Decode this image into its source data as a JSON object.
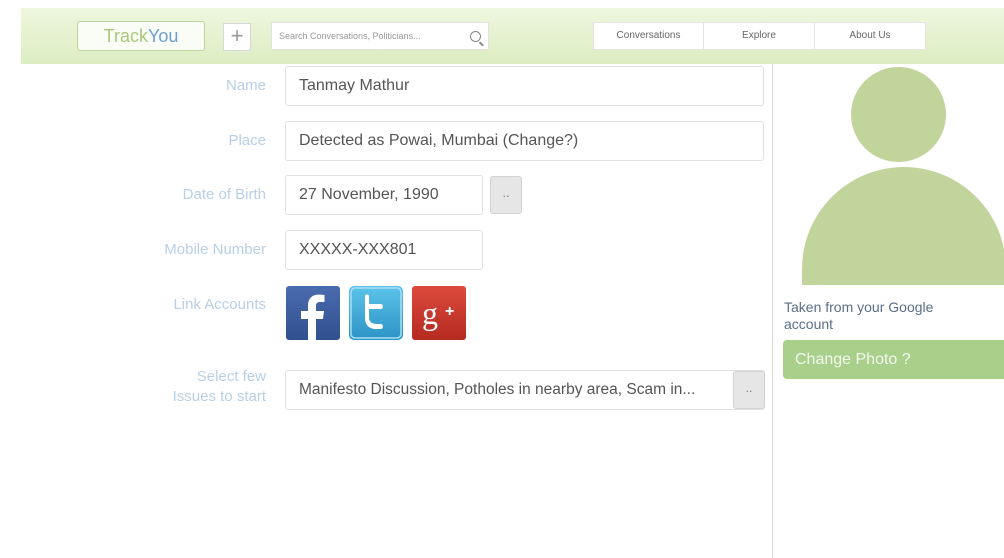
{
  "header": {
    "logo_part1": "Track",
    "logo_part2": "You",
    "add_button": "+",
    "search_placeholder": "Search Conversations, Politicians...",
    "search_icon": "search-icon",
    "nav": [
      "Conversations",
      "Explore",
      "About Us"
    ]
  },
  "form": {
    "name_label": "Name",
    "name_value": "Tanmay Mathur",
    "place_label": "Place",
    "place_value": "Detected as Powai, Mumbai (Change?)",
    "dob_label": "Date of Birth",
    "dob_value": "27 November, 1990",
    "dob_button": "..",
    "mobile_label": "Mobile Number",
    "mobile_value": "XXXXX-XXX801",
    "link_label": "Link Accounts",
    "social": [
      {
        "name": "Facebook",
        "icon": "facebook-icon",
        "color": "#3b5a9a"
      },
      {
        "name": "Twitter",
        "icon": "twitter-icon",
        "color": "#3aa9d8"
      },
      {
        "name": "Google+",
        "icon": "google-plus-icon",
        "color": "#c9302c"
      }
    ],
    "issues_label_line1": "Select few",
    "issues_label_line2": "Issues to start",
    "issues_value": "Manifesto Discussion, Potholes in nearby area, Scam in...",
    "issues_button": ".."
  },
  "profile": {
    "photo_note": "Taken from your Google account",
    "change_photo": "Change Photo ?"
  },
  "colors": {
    "header_green": "#dcedc2",
    "label_blue": "#b7d0e6",
    "avatar_green": "#c1d49b",
    "button_green": "#a8d08a"
  }
}
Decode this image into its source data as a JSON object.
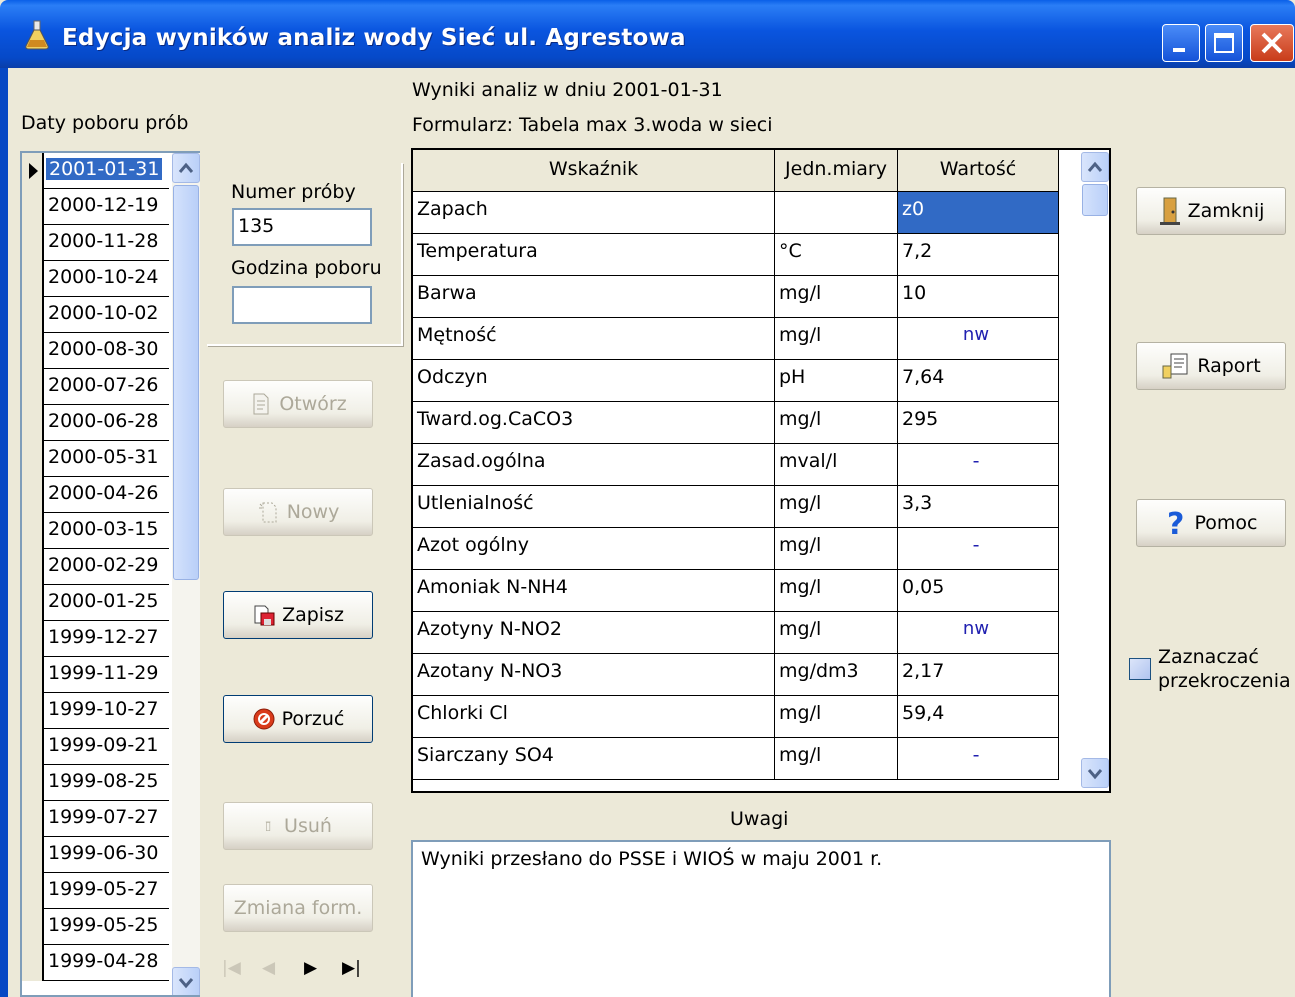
{
  "window": {
    "title": "Edycja wyników analiz wody  Sieć ul. Agrestowa"
  },
  "dates_panel": {
    "label": "Daty poboru prób",
    "dates": [
      "2001-01-31",
      "2000-12-19",
      "2000-11-28",
      "2000-10-24",
      "2000-10-02",
      "2000-08-30",
      "2000-07-26",
      "2000-06-28",
      "2000-05-31",
      "2000-04-26",
      "2000-03-15",
      "2000-02-29",
      "2000-01-25",
      "1999-12-27",
      "1999-11-29",
      "1999-10-27",
      "1999-09-21",
      "1999-08-25",
      "1999-07-27",
      "1999-06-30",
      "1999-05-27",
      "1999-05-25",
      "1999-04-28"
    ],
    "selected_index": 0
  },
  "sample": {
    "number_label": "Numer próby",
    "number_value": "135",
    "time_label": "Godzina poboru",
    "time_value": ""
  },
  "actions": {
    "open": "Otwórz",
    "new": "Nowy",
    "save": "Zapisz",
    "discard": "Porzuć",
    "delete": "Usuń",
    "change_form": "Zmiana form."
  },
  "results": {
    "heading": "Wyniki analiz w dniu 2001-01-31",
    "form": "Formularz: Tabela max 3.woda w sieci",
    "columns": [
      "Wskaźnik",
      "Jedn.miary",
      "Wartość"
    ],
    "rows": [
      {
        "name": "Zapach",
        "unit": "",
        "value": "z0"
      },
      {
        "name": "Temperatura",
        "unit": "°C",
        "value": "7,2"
      },
      {
        "name": "Barwa",
        "unit": "mg/l",
        "value": "10"
      },
      {
        "name": "Mętność",
        "unit": "mg/l",
        "value": "nw"
      },
      {
        "name": "Odczyn",
        "unit": "pH",
        "value": "7,64"
      },
      {
        "name": "Tward.og.CaCO3",
        "unit": "mg/l",
        "value": "295"
      },
      {
        "name": "Zasad.ogólna",
        "unit": "mval/l",
        "value": "-"
      },
      {
        "name": "Utlenialność",
        "unit": "mg/l",
        "value": "3,3"
      },
      {
        "name": "Azot ogólny",
        "unit": "mg/l",
        "value": "-"
      },
      {
        "name": "Amoniak N-NH4",
        "unit": "mg/l",
        "value": "0,05"
      },
      {
        "name": "Azotyny N-NO2",
        "unit": "mg/l",
        "value": "nw"
      },
      {
        "name": "Azotany N-NO3",
        "unit": "mg/dm3",
        "value": "2,17"
      },
      {
        "name": "Chlorki Cl",
        "unit": "mg/l",
        "value": "59,4"
      },
      {
        "name": "Siarczany SO4",
        "unit": "mg/l",
        "value": "-"
      }
    ]
  },
  "notes": {
    "label": "Uwagi",
    "text": "Wyniki przesłano do PSSE i WIOŚ w maju 2001 r."
  },
  "right_panel": {
    "close": "Zamknij",
    "report": "Raport",
    "help": "Pomoc",
    "mark_exceed": "Zaznaczać przekroczenia"
  }
}
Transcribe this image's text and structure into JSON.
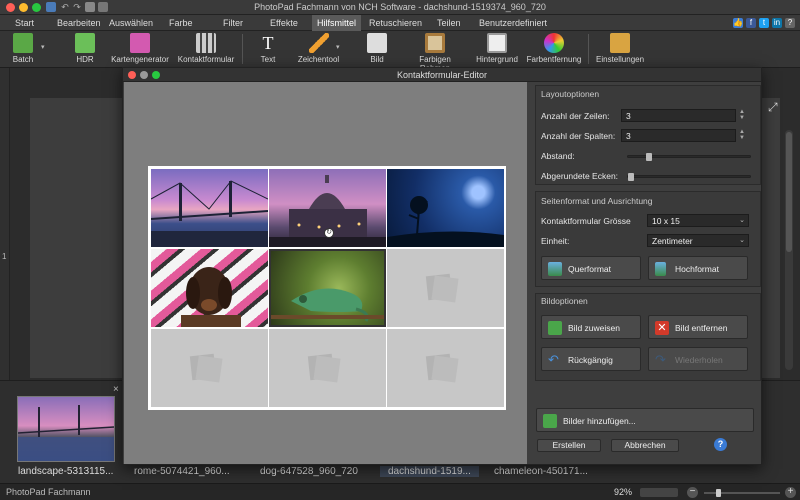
{
  "window": {
    "title": "PhotoPad Fachmann von NCH Software - dachshund-1519374_960_720"
  },
  "menu": {
    "items": [
      "Start",
      "Bearbeiten",
      "Auswählen",
      "Farbe",
      "Filter",
      "Effekte",
      "Hilfsmittel",
      "Retuschieren",
      "Teilen",
      "Benutzerdefiniert"
    ],
    "active": "Hilfsmittel"
  },
  "toolbar": {
    "items": [
      {
        "label": "Batch",
        "icon": "batch-icon"
      },
      {
        "label": "HDR",
        "icon": "hdr-icon"
      },
      {
        "label": "Kartengenerator",
        "icon": "card-generator-icon"
      },
      {
        "label": "Kontaktformular",
        "icon": "contact-sheet-icon"
      },
      {
        "label": "Text",
        "icon": "text-icon"
      },
      {
        "label": "Zeichentool",
        "icon": "pencil-icon"
      },
      {
        "label": "Bild",
        "icon": "image-icon"
      },
      {
        "label": "Farbigen Rahmen",
        "icon": "colored-frame-icon"
      },
      {
        "label": "Hintergrund",
        "icon": "background-icon"
      },
      {
        "label": "Farbentfernung",
        "icon": "color-removal-icon"
      },
      {
        "label": "Einstellungen",
        "icon": "settings-icon"
      }
    ]
  },
  "ruler": {
    "mark": "1"
  },
  "dialog": {
    "title": "Kontaktformular-Editor",
    "layout": {
      "heading": "Layoutoptionen",
      "rows_label": "Anzahl der Zeilen:",
      "rows_value": "3",
      "cols_label": "Anzahl der Spalten:",
      "cols_value": "3",
      "spacing_label": "Abstand:",
      "spacing_value": 0.15,
      "corners_label": "Abgerundete Ecken:",
      "corners_value": 0.0
    },
    "page": {
      "heading": "Seitenformat und Ausrichtung",
      "size_label": "Kontaktformular Grösse",
      "size_value": "10 x 15",
      "unit_label": "Einheit:",
      "unit_value": "Zentimeter",
      "landscape_label": "Querformat",
      "portrait_label": "Hochformat"
    },
    "image_options": {
      "heading": "Bildoptionen",
      "assign_label": "Bild zuweisen",
      "remove_label": "Bild entfernen",
      "undo_label": "Rückgängig",
      "redo_label": "Wiederholen"
    },
    "add_images_label": "Bilder hinzufügen...",
    "create_label": "Erstellen",
    "cancel_label": "Abbrechen",
    "help_label": "?"
  },
  "thumbnails": [
    "landscape-5313115...",
    "rome-5074421_960...",
    "dog-647528_960_720",
    "dachshund-1519...",
    "chameleon-450171..."
  ],
  "status": {
    "app": "PhotoPad Fachmann",
    "zoom": "92%"
  },
  "colors": {
    "accent": "#4a90d9",
    "active_menu": "#5a5a5a",
    "dialog_bg": "#3e3e3e"
  }
}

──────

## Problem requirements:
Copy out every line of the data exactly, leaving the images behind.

## Task answer:
Decode this image into its source data as a JSON object.
{
  "header": {
    "logo_part1": "Track",
    "logo_part2": "You",
    "add_button": "+",
    "search_placeholder": "Search Conversations, Politicians...",
    "search_icon": "search-icon",
    "nav": [
      "Conversations",
      "Explore",
      "About Us"
    ]
  },
  "form": {
    "name_label": "Name",
    "name_value": "Tanmay Mathur",
    "place_label": "Place",
    "place_value": "Detected as Powai, Mumbai (Change?)",
    "dob_label": "Date of Birth",
    "dob_value": "27 November, 1990",
    "dob_button": "..",
    "mobile_label": "Mobile Number",
    "mobile_value": "XXXXX-XXX801",
    "link_label": "Link Accounts",
    "social": [
      {
        "name": "Facebook",
        "icon": "facebook-icon",
        "color": "#3b5a9a"
      },
      {
        "name": "Twitter",
        "icon": "twitter-icon",
        "color": "#3aa9d8"
      },
      {
        "name": "Google+",
        "icon": "google-plus-icon",
        "color": "#c9302c"
      }
    ],
    "issues_label_line1": "Select few",
    "issues_label_line2": "Issues to start",
    "issues_value": "Manifesto Discussion, Potholes in nearby area, Scam in...",
    "issues_button": ".."
  },
  "profile": {
    "photo_note": "Taken from your Google account",
    "change_photo": "Change Photo ?"
  },
  "colors": {
    "header_green": "#dcedc2",
    "label_blue": "#b7d0e6",
    "avatar_green": "#c1d49b",
    "button_green": "#a8d08a"
  }
}
Decode this image into its source data as a JSON object.
{
  "window": {
    "title": "Edycja wyników analiz wody  Sieć ul. Agrestowa"
  },
  "dates_panel": {
    "label": "Daty poboru prób",
    "dates": [
      "2001-01-31",
      "2000-12-19",
      "2000-11-28",
      "2000-10-24",
      "2000-10-02",
      "2000-08-30",
      "2000-07-26",
      "2000-06-28",
      "2000-05-31",
      "2000-04-26",
      "2000-03-15",
      "2000-02-29",
      "2000-01-25",
      "1999-12-27",
      "1999-11-29",
      "1999-10-27",
      "1999-09-21",
      "1999-08-25",
      "1999-07-27",
      "1999-06-30",
      "1999-05-27",
      "1999-05-25",
      "1999-04-28"
    ],
    "selected_index": 0
  },
  "sample": {
    "number_label": "Numer próby",
    "number_value": "135",
    "time_label": "Godzina poboru",
    "time_value": ""
  },
  "actions": {
    "open": "Otwórz",
    "new": "Nowy",
    "save": "Zapisz",
    "discard": "Porzuć",
    "delete": "Usuń",
    "change_form": "Zmiana form."
  },
  "results": {
    "heading": "Wyniki analiz w dniu 2001-01-31",
    "form": "Formularz: Tabela max 3.woda w sieci",
    "columns": [
      "Wskaźnik",
      "Jedn.miary",
      "Wartość"
    ],
    "rows": [
      {
        "name": "Zapach",
        "unit": "",
        "value": "z0"
      },
      {
        "name": "Temperatura",
        "unit": "°C",
        "value": "7,2"
      },
      {
        "name": "Barwa",
        "unit": "mg/l",
        "value": "10"
      },
      {
        "name": "Mętność",
        "unit": "mg/l",
        "value": "nw"
      },
      {
        "name": "Odczyn",
        "unit": "pH",
        "value": "7,64"
      },
      {
        "name": "Tward.og.CaCO3",
        "unit": "mg/l",
        "value": "295"
      },
      {
        "name": "Zasad.ogólna",
        "unit": "mval/l",
        "value": "-"
      },
      {
        "name": "Utlenialność",
        "unit": "mg/l",
        "value": "3,3"
      },
      {
        "name": "Azot ogólny",
        "unit": "mg/l",
        "value": "-"
      },
      {
        "name": "Amoniak N-NH4",
        "unit": "mg/l",
        "value": "0,05"
      },
      {
        "name": "Azotyny N-NO2",
        "unit": "mg/l",
        "value": "nw"
      },
      {
        "name": "Azotany N-NO3",
        "unit": "mg/dm3",
        "value": "2,17"
      },
      {
        "name": "Chlorki Cl",
        "unit": "mg/l",
        "value": "59,4"
      },
      {
        "name": "Siarczany SO4",
        "unit": "mg/l",
        "value": "-"
      }
    ]
  },
  "notes": {
    "label": "Uwagi",
    "text": "Wyniki przesłano do PSSE i WIOŚ w maju 2001 r."
  },
  "right_panel": {
    "close": "Zamknij",
    "report": "Raport",
    "help": "Pomoc",
    "mark_exceed": "Zaznaczać przekroczenia"
  }
}
Transcribe this image's text and structure into JSON.
{
  "window": {
    "title": "PhotoPad Fachmann von NCH Software - dachshund-1519374_960_720"
  },
  "menu": {
    "items": [
      "Start",
      "Bearbeiten",
      "Auswählen",
      "Farbe",
      "Filter",
      "Effekte",
      "Hilfsmittel",
      "Retuschieren",
      "Teilen",
      "Benutzerdefiniert"
    ],
    "active": "Hilfsmittel"
  },
  "toolbar": {
    "items": [
      {
        "label": "Batch",
        "icon": "batch-icon"
      },
      {
        "label": "HDR",
        "icon": "hdr-icon"
      },
      {
        "label": "Kartengenerator",
        "icon": "card-generator-icon"
      },
      {
        "label": "Kontaktformular",
        "icon": "contact-sheet-icon"
      },
      {
        "label": "Text",
        "icon": "text-icon"
      },
      {
        "label": "Zeichentool",
        "icon": "pencil-icon"
      },
      {
        "label": "Bild",
        "icon": "image-icon"
      },
      {
        "label": "Farbigen Rahmen",
        "icon": "colored-frame-icon"
      },
      {
        "label": "Hintergrund",
        "icon": "background-icon"
      },
      {
        "label": "Farbentfernung",
        "icon": "color-removal-icon"
      },
      {
        "label": "Einstellungen",
        "icon": "settings-icon"
      }
    ]
  },
  "ruler": {
    "mark": "1"
  },
  "dialog": {
    "title": "Kontaktformular-Editor",
    "layout": {
      "heading": "Layoutoptionen",
      "rows_label": "Anzahl der Zeilen:",
      "rows_value": "3",
      "cols_label": "Anzahl der Spalten:",
      "cols_value": "3",
      "spacing_label": "Abstand:",
      "spacing_value": 0.15,
      "corners_label": "Abgerundete Ecken:",
      "corners_value": 0.0
    },
    "page": {
      "heading": "Seitenformat und Ausrichtung",
      "size_label": "Kontaktformular Grösse",
      "size_value": "10 x 15",
      "unit_label": "Einheit:",
      "unit_value": "Zentimeter",
      "landscape_label": "Querformat",
      "portrait_label": "Hochformat"
    },
    "image_options": {
      "heading": "Bildoptionen",
      "assign_label": "Bild zuweisen",
      "remove_label": "Bild entfernen",
      "undo_label": "Rückgängig",
      "redo_label": "Wiederholen"
    },
    "add_images_label": "Bilder hinzufügen...",
    "create_label": "Erstellen",
    "cancel_label": "Abbrechen",
    "help_label": "?"
  },
  "thumbnails": [
    "landscape-5313115...",
    "rome-5074421_960...",
    "dog-647528_960_720",
    "dachshund-1519...",
    "chameleon-450171..."
  ],
  "status": {
    "app": "PhotoPad Fachmann",
    "zoom": "92%"
  },
  "colors": {
    "accent": "#4a90d9",
    "active_menu": "#5a5a5a",
    "dialog_bg": "#3e3e3e"
  }
}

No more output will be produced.